106 Spring Ave.
Chestertown MD 21620
203 N. Commerce Street
Centreville MD 21617
Chesapeake Investment Advisors, Inc. is a client-focused firm that puts the client’s needs and desires first. We are after all a service company. We are fiduciaries and take that responsibility very seriously; we do not sell products that our client does not need or want. Our mission is to advise, recommend and suggest but at the end of the day, it is all about making our client comfortable.
We believe in long-term investing. We subscribe to the Modern Portfolio Theory and effective diversification across dissimilar asset classes. We invest in a wide variety of asset classes with the goal of capturing the return on capital that inevitably global capital markets produce. We are one of a select group of Loring Ward Advisor Services approved advisors in Maryland and the only one located on the Eastern Shore.
We all procrastinate. The Human species is a procrastinator. Don’t beat yourself up over it, but don’t deny the problem either. We all would rather put off unpleasant tasks today that we can do tomorrow. Given a choice between checking your email/Facebook page or finishing off that latest Criminal Investigation Supplement report and most Troopers will choose the former. We will eventually get to the supplement but it can usually wait.
The absolute worst enemy of investing and saving and thus building wealth is human emotion. Human emotion whispers in our ear every day that we should do something, take action, make decisions about our investments, etc., when in reality, most of the time we should do nothing at all.
I’ve always thought that one of the greatest benefits of becoming a Maryland State Trooper is the chance to retire at a comparatively early age--for me 45. The majority of the working world must continue to work until at least 66 or 67 years of age. Of course, we are speaking of retiring from the State Police only, not many people completely retire at 45. It is more the opportunity to change professions that makes being a Trooper something unique. Some people fear career change while other can’t wait to begin. This edition’s article will cover a few things to think about when nearing your MSP retirement.
Debt must be a wonderful thing. Just look at how much debt the good Ole USA has—and we are the largest economy in the world—by far. If the richest, most prosperous nation in the world is also the one that borrows the most money, then is it a leap to think that what debt has done for the US can also do for our personal finances? The answer in a word is, no; a big NO as a matter of fact. In this edition we are going to look at how to improve our personal Balance Sheet.
Debt in the financial world is called leverage (leverage sounds better, but it is just a euphemism for debt.) Leverage can, when used properly create greater financial results with fewer dollars. Many corporations use leverage to increase returns on their equity. Leverage in finance works like it does in the mechanical world; proper positioning of a lever and fulcrum multiplies force, hence a little effort can move a big object.
Windfall Elimination Provision & Government Pension Offset—Social Security Benefits for Retired Troopers
Social Security benefits may not be the most exciting topic in this edition—and reading about obscure Social Security Administration regulations may not be your favorite pastime; but this stuff is important—and it’s complicated—so grab a double espresso, sit down, turn the TV off, and read up.

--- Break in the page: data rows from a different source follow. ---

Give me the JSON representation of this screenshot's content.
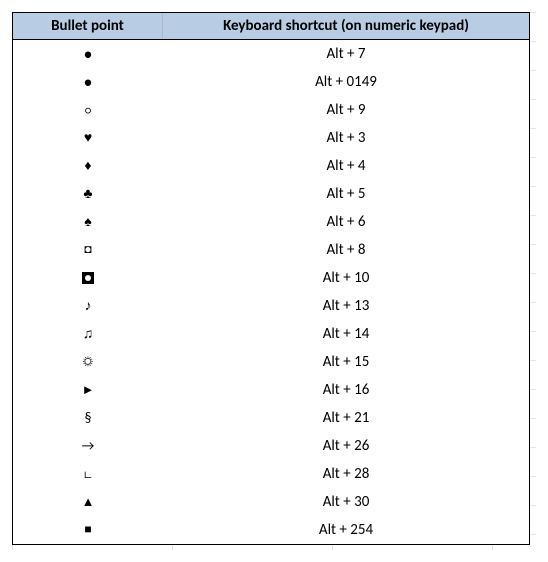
{
  "headers": {
    "col1": "Bullet point",
    "col2": "Keyboard shortcut (on numeric keypad)"
  },
  "rows": [
    {
      "bullet": "•",
      "bullet_name": "filled-dot",
      "shortcut": "Alt + 7"
    },
    {
      "bullet": "•",
      "bullet_name": "filled-dot",
      "shortcut": "Alt + 0149"
    },
    {
      "bullet": "○",
      "bullet_name": "hollow-circle",
      "shortcut": "Alt + 9"
    },
    {
      "bullet": "♥",
      "bullet_name": "heart",
      "shortcut": "Alt + 3"
    },
    {
      "bullet": "♦",
      "bullet_name": "diamond",
      "shortcut": "Alt + 4"
    },
    {
      "bullet": "♣",
      "bullet_name": "club",
      "shortcut": "Alt + 5"
    },
    {
      "bullet": "♠",
      "bullet_name": "spade",
      "shortcut": "Alt + 6"
    },
    {
      "bullet": "◘",
      "bullet_name": "inverse-bullet",
      "shortcut": "Alt + 8"
    },
    {
      "bullet": "svg:inverse-circle",
      "bullet_name": "inverse-circle",
      "shortcut": "Alt + 10"
    },
    {
      "bullet": "♪",
      "bullet_name": "eighth-note",
      "shortcut": "Alt + 13"
    },
    {
      "bullet": "♫",
      "bullet_name": "beamed-notes",
      "shortcut": "Alt + 14"
    },
    {
      "bullet": "☼",
      "bullet_name": "sun",
      "shortcut": "Alt + 15"
    },
    {
      "bullet": "►",
      "bullet_name": "right-pointer",
      "shortcut": "Alt + 16"
    },
    {
      "bullet": "§",
      "bullet_name": "section-sign",
      "shortcut": "Alt + 21"
    },
    {
      "bullet": "→",
      "bullet_name": "right-arrow",
      "shortcut": "Alt + 26"
    },
    {
      "bullet": "∟",
      "bullet_name": "right-angle",
      "shortcut": "Alt + 28"
    },
    {
      "bullet": "▲",
      "bullet_name": "up-triangle",
      "shortcut": "Alt + 30"
    },
    {
      "bullet": "■",
      "bullet_name": "filled-square",
      "shortcut": "Alt + 254"
    }
  ]
}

Mutual Funds are everywhere! They are in your retirement accounts, your personal investment accounts, your pension system, they dominate TV and radio commercials, and entire magazines are dedicated to tracking their performance. But just what exactly is a Mutual Fund? Chances are your financial future is somehow affected by the selection, performance and quality of a Mutual Fund, so perhaps it’s a good time to go over some basics regarding this popular investment vehicle. Besides, the best time to review or talk about a “basic” concept is when it is so “understood” that everyone assumes everyone else already knows about it.
As I write this during the third week of October 2008 the world’s equity markets are in the midst of a sharp decline—some are calling it a “melt‐down.” Many mutual funds have fallen over 40% for the year and there seems to be no end in sight.
Warren Buffet says “Investing is simple but not easy” and in today’s market that statement is truer than ever. Investing boiled down to its essential elements is very simple, buy something at one price and sell that thing later at a higher price. Buy low and sell high. But while intellectually investors know what to do—emotionally investors often do the opposite. Studies have shown that investors invest more money when the market is up and take money out of the market when it is down—basically buying high and selling low.
About a year ago I was talking to a retiree I used to work with in CVED and I asked him how retirement was treating him, he said, “Marty, have you ever heard of the term ‘The Golden Years?’ Well, just drop the G.” We laughed and then he ticked off a litany of nasty medical issues he and his family were experiencing. He was not enjoying retirement—well, actually, he was not enjoying the human aging process.
I don’t think the human body is designed to live as long as we do these days. Advancements in medicine and our affluent lifestyles have managed to extend our time on Earth for a much longer period than the physical body was designed for. 2000 years ago the average life-span was 24 years—about the time most of us graduated from the police academy. Today, many of us will make it well in to our 90’s.